In an age where the term ‘bedroom pop’ can signify little more than just a vague, trendy aesthetic, Kansas Acevedo, aka ylliy, stays 100% true to the DIY spirit. But what sets her apart from other DIY artists is just how refined and delicate her music can be. Hailing from California, Kansas released her second album as ylliy earlier this summer. Titled Soft Touch, it feels like just that: warm, inviting, and intimate, the soft power of ylliy’s gentle guitars and vocals comfortably guiding you through its runtime. While her sound remains quite uniform throughout, her lyrics can be both poetic (“Untangle, lionheart/ Dragging shoelaces through your town”) and straightforward (“I don’t like the way you’re looking at me/ I’ll tell it to your face”) within the same song (‘Peaks’). While there is certainly something charming about the roughness of her previous effort Microwavable Heaven, it is even more special to listen to an album that’s just as unfiltered and personal as any lo-fi, self-produced record, but prettier and more polished than most.
We caught up with Kansas for this edition of our Artist Spotlight segment, where we showcase up-and-coming artists and give them a chance to talk a bit about their music.
What made you want to make music?
I grew up with music playing around me constantly. Every significant moment in my life has a specific song or album attached to it. I’ve always written songs since I was a kid, but I started recording and releasing music because I wanted to give people that feeling other musicians have been able to give me. Whenever someone takes the time to tell me that my music made them feel a certain way, I really hold on to that.
Who are some of your favorite artists at the moment?
I’ve been mostly listening to Beagles’ self titled album, also the albums ‘Feels’ by Animal Collective and ‘Oor’ by CBMC. They all came out a while ago but I listen to them really often. I’m also really into Sidney Gish. I feel like I’ve been listening to her on repeat for like a year straight.
How would you describe your music?
That’s sort of tough. I typically write through the night so I suppose it comes off a bit sleepy and sad. I like to use my guitar and bass as extra sets of voices in a way, so I think that takes the songs to a more airy, dreamy space. I like to keep the drum patterns interesting. I aim for my music to sound exactly how I feel or felt in a moment, but that will almost always sound like something different to someone else.
Do you have a completely DIY approach? Do you see that as something you wish to keep as you move forward?
I do. I make everything myself, and no one else ever really touches the tracks in terms of production, mixing, mastering etc. There’s something that comes with the ritual I have in terms of working on a song that’s pretty special to me. It feels really personal. I love to make songs that way, and I probably always will.
How was the process of making your new album Soft Touch? How was it different from Microwavable Heaven (great name, by the way)?
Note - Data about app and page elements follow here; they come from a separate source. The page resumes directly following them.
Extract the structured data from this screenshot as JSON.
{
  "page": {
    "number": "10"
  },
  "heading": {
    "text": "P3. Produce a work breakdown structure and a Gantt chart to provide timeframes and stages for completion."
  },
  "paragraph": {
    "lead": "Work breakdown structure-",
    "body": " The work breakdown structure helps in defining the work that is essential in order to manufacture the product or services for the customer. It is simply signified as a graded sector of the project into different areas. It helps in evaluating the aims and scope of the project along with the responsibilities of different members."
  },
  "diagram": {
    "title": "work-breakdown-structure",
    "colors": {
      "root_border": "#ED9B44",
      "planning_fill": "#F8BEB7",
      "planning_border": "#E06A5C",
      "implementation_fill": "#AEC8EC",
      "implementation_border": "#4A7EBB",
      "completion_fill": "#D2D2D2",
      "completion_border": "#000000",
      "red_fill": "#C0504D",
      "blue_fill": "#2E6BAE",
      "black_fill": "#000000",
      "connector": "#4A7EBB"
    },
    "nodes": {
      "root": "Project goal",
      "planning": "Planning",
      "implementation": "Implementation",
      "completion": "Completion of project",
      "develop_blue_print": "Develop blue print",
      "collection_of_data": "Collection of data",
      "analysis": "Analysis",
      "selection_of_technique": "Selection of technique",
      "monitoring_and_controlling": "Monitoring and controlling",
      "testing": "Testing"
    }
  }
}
Thank you! ‘Microwavable Heaven’ and ‘Soft Touch’ are both essentially dedicated to heartbreak, but the two types of heartbreak are worlds apart so naturally the energy put into each one was unique. ‘Soft Touch’ felt extremely delicate to me. It felt really satisfying to take a more calculated approach with the recent songs, although I would say the rawness of MH did and still does feel very authentic to me and that period of time.
What ideas were behind the album? Is there something that you feel connects these songs conceptually?
I started the album last year, a few months after ‘Microwavable Heaven.’ At the time I didn’t have an idea of where it was going to go, so I wrote about 20 potential songs for the album. Towards the end it became more clear what I where I was going with it, and it became an album about regret, remorse, guilt and shame. I see the album as an apology album.
What’s your favorite song from the album, and why?
‘Peaks’ would have to be my favorite. Mainly because I wrote it in one night and it was the only song I didn’t have to think about. The melody and lyrics came to me immediately after I wrote the music, then I sat in my shower and sang it. Once it was finished I felt like I finally got out what I had been trying to say for months.
Where do you see yourself going from here?
I haven’t really considered that. Ideally, I’d like to just start another album and hopefully get a chance to play my songs live for people sometime.